To the editor:
March 20 was National Match Day: the day when medical students find out where they’re going to spend the next three to seven years of training, known as residency. Most of the new MDs will be focused on their new specialties, hospitals and cities. In the months that follow, concerns will turn to more mundane worries: housing, healthcare, childcare. Few, if any, realize the hardships they will face in the coming years.
Residency, the period of training that follows medical school prior to board certification, is supposed to be difficult. It’s a time of intense training and learning, one during which doctors learn both the art and science of practicing their chosen specialty. Residents work up to 80 hours each week, across nights, weekends and holidays. For this privilege — and it is absolutely a privilege to be in training — residents are paid a national average of around $13-16 per hour (calculated by dividing median salary by 60-80 hrs./week). First-year residents at Stanford Hospital have a post-tax adjusted gross income of $43,787 ($3,650 per month). Although the median rent for a one-bedroom apartment is over $2,200 per month in Palo Alto, this is still a living wage for single residents without children.
Consider, however, what happens when a resident has a child (after all, life happens). Policy makers in California use the Self Sufficiency Standard as proxy measure for poverty. In Santa Clara County, the self-sufficiency wage for two adults and one infant is $6,352 per month. If a resident’s partner cares for the child(ren) in lieu of work, the family will come so far below this level that they may even qualify for government assistance. If both partners work, then the family requires childcare. Unfortunately, residents are at the very bottom of the priority list for on-campus childcare at Stanford; many have spent years on the wait list. If and when they are allowed in, there is no subsidy for the cost: $2,110 per month. Those that make it off the waitlist thus often take out personal loans just to pay the bills.

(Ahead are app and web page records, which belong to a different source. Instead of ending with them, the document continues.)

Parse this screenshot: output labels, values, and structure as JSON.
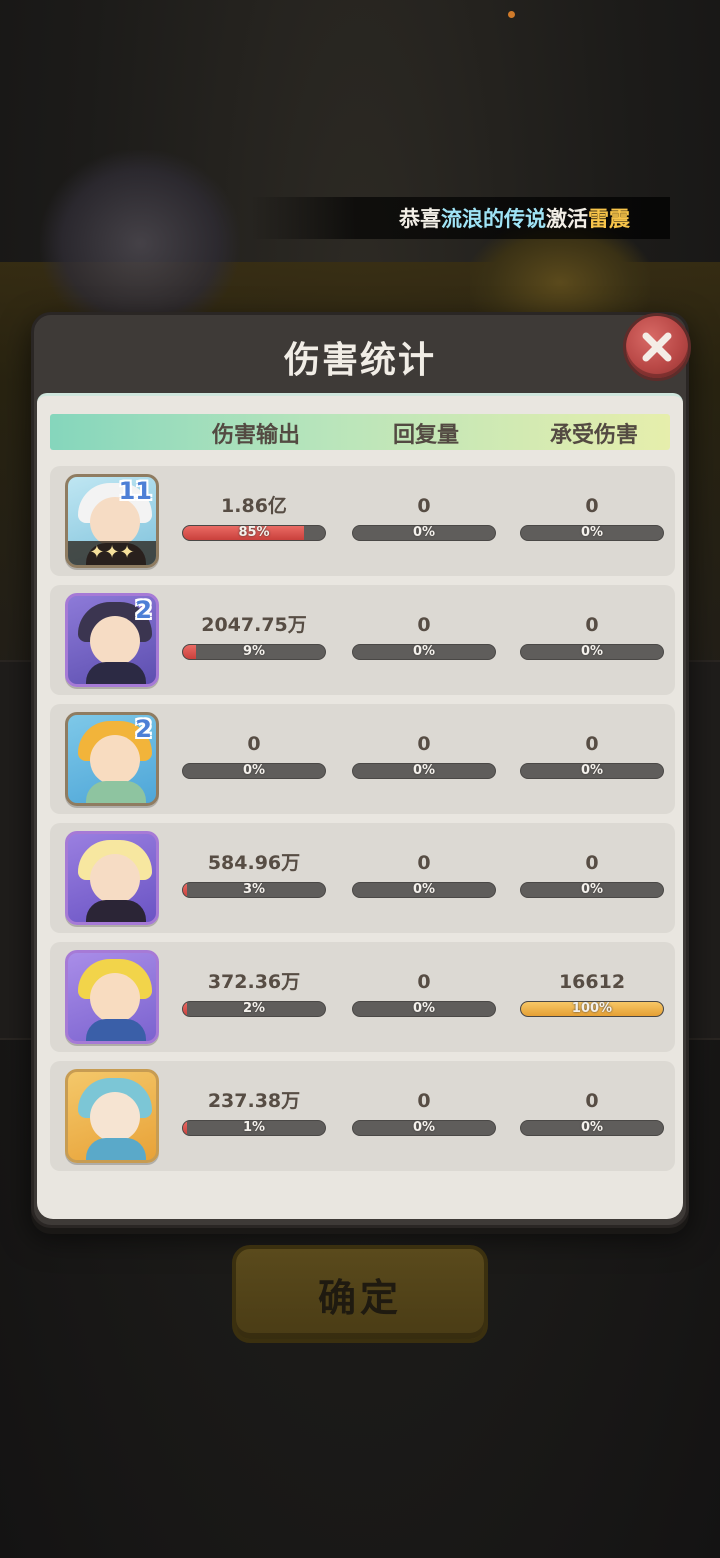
{
  "notice": {
    "prefix": "恭喜",
    "player": "流浪的传说",
    "middle": "激活",
    "item": "雷震"
  },
  "dialog": {
    "title": "伤害统计",
    "columns": {
      "damage_out": "伤害输出",
      "healing": "回复量",
      "damage_taken": "承受伤害"
    },
    "rows": [
      {
        "level": "11",
        "stars": "✦✦✦",
        "damage_out": {
          "value": "1.86亿",
          "pct": "85%",
          "ratio": 0.85
        },
        "healing": {
          "value": "0",
          "pct": "0%",
          "ratio": 0
        },
        "damage_taken": {
          "value": "0",
          "pct": "0%",
          "ratio": 0
        }
      },
      {
        "level": "2",
        "damage_out": {
          "value": "2047.75万",
          "pct": "9%",
          "ratio": 0.09
        },
        "healing": {
          "value": "0",
          "pct": "0%",
          "ratio": 0
        },
        "damage_taken": {
          "value": "0",
          "pct": "0%",
          "ratio": 0
        }
      },
      {
        "level": "2",
        "damage_out": {
          "value": "0",
          "pct": "0%",
          "ratio": 0
        },
        "healing": {
          "value": "0",
          "pct": "0%",
          "ratio": 0
        },
        "damage_taken": {
          "value": "0",
          "pct": "0%",
          "ratio": 0
        }
      },
      {
        "level": "",
        "damage_out": {
          "value": "584.96万",
          "pct": "3%",
          "ratio": 0.03
        },
        "healing": {
          "value": "0",
          "pct": "0%",
          "ratio": 0
        },
        "damage_taken": {
          "value": "0",
          "pct": "0%",
          "ratio": 0
        }
      },
      {
        "level": "",
        "damage_out": {
          "value": "372.36万",
          "pct": "2%",
          "ratio": 0.02
        },
        "healing": {
          "value": "0",
          "pct": "0%",
          "ratio": 0
        },
        "damage_taken": {
          "value": "16612",
          "pct": "100%",
          "ratio": 1.0
        }
      },
      {
        "level": "",
        "damage_out": {
          "value": "237.38万",
          "pct": "1%",
          "ratio": 0.01
        },
        "healing": {
          "value": "0",
          "pct": "0%",
          "ratio": 0
        },
        "damage_taken": {
          "value": "0",
          "pct": "0%",
          "ratio": 0
        }
      }
    ]
  },
  "confirm_label": "确定",
  "colors": {
    "damage_bar": "#d9504b",
    "taken_bar": "#f0b44e",
    "header_start": "#85d6bc",
    "header_end": "#e6eeac"
  }
}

Stanford does have a generous health benefits package for residents, and for that we are grateful. Still, the fact is that Stanford Hospital could do more to support residents if we were a priority. The hospital is in the top five for earnings for non-profit hospitals nationwide, taking in over $1 billion in excess revenue (akin to profit) over the last four years. Stanford Hospital is also paid more than $60 million each year by Medicare for training the approximately 1,100 residents and fellows who work here. There are only 40 residents seeking childcare at Stanford right now; fully covering the cost of that childcare would be less than 0.1 percent of the annual benefits budget.

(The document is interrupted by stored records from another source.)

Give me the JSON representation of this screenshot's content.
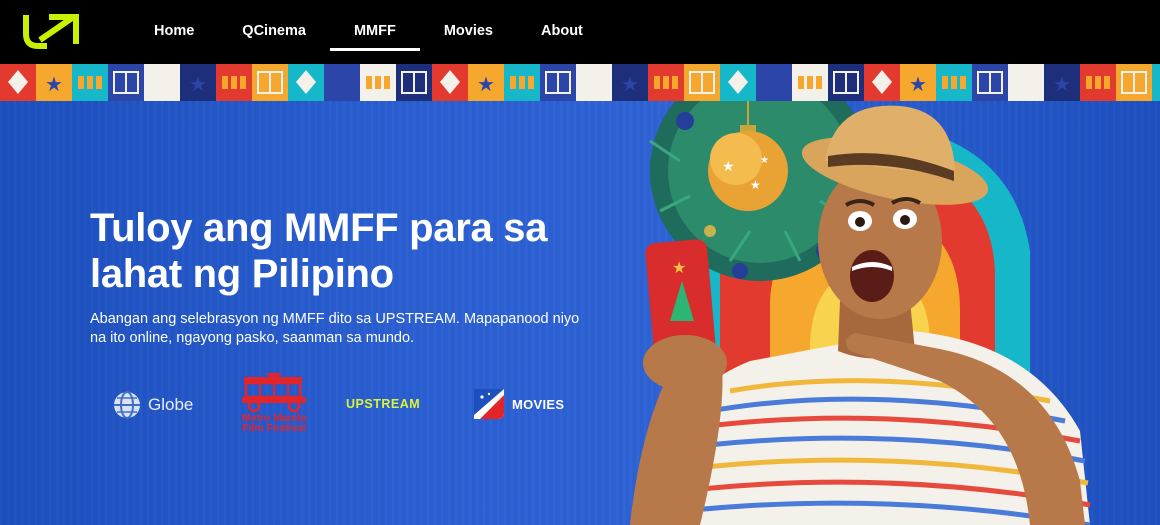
{
  "nav": {
    "items": [
      {
        "label": "Home",
        "active": false
      },
      {
        "label": "QCinema",
        "active": false
      },
      {
        "label": "MMFF",
        "active": true
      },
      {
        "label": "Movies",
        "active": false
      },
      {
        "label": "About",
        "active": false
      }
    ]
  },
  "hero": {
    "title": "Tuloy ang MMFF para sa lahat ng Pilipino",
    "subtitle": "Abangan ang selebrasyon ng MMFF dito sa UPSTREAM. Mapapanood niyo na ito online, ngayong pasko, saanman sa mundo."
  },
  "partners": {
    "globe": "Globe",
    "mmff_line1": "Metro Manila",
    "mmff_line2": "Film Festival",
    "upstream": "UPSTREAM",
    "qmovies": "MOVIES"
  },
  "colors": {
    "accent": "#c8f000",
    "hero_blue": "#2a5ed1",
    "nav_bg": "#000000"
  },
  "icons": {
    "logo": "upstream-arrow-logo",
    "globe": "globe-logo-icon",
    "mmff": "mmff-jeepney-logo",
    "qmovies": "qmovies-logo-icon"
  }
}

So, to the newly matched physicians: Welcome to Stanford. You are some of the best and brightest that our medical system has to offer, and your training here will be superb. Hopefully by the time you arrive, Stanford Hospital will have changed its policies to ensure that it is practical to be both a resident and a parent.
Timothy E. Sweeney M.D., Ph.D.

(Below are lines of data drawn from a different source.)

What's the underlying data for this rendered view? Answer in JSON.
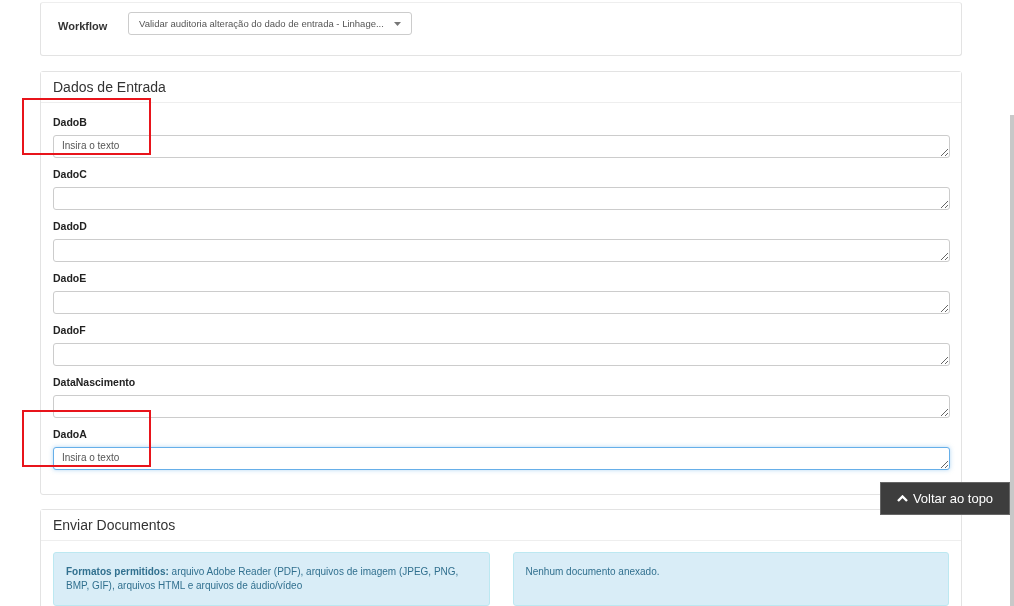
{
  "workflow": {
    "label": "Workflow",
    "value": "Validar auditoria alteração do dado de entrada - Linhage..."
  },
  "input_panel": {
    "title": "Dados de Entrada",
    "fields": [
      {
        "label": "DadoB",
        "placeholder": "Insira o texto",
        "focused": false,
        "highlighted": true
      },
      {
        "label": "DadoC",
        "focused": false,
        "highlighted": false
      },
      {
        "label": "DadoD",
        "focused": false,
        "highlighted": false
      },
      {
        "label": "DadoE",
        "focused": false,
        "highlighted": false
      },
      {
        "label": "DadoF",
        "focused": false,
        "highlighted": false
      },
      {
        "label": "DataNascimento",
        "focused": false,
        "highlighted": false
      },
      {
        "label": "DadoA",
        "placeholder": "Insira o texto",
        "focused": true,
        "highlighted": true
      }
    ]
  },
  "documents_panel": {
    "title": "Enviar Documentos",
    "formats_note": "**Formatos permitidos:** arquivo Adobe Reader (PDF), arquivos de imagem (JPEG, PNG, BMP, GIF), arquivos HTML e arquivos de áudio/vídeo",
    "attachments_note": "Nenhum documento anexado."
  },
  "back_to_top": {
    "label": "Voltar ao topo"
  }
}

Resident, General Surgery
Elected Representative, Graduate Medical Education Committee
Contact Timothy Sweeney at tes17 ‘at’ stanford.edu.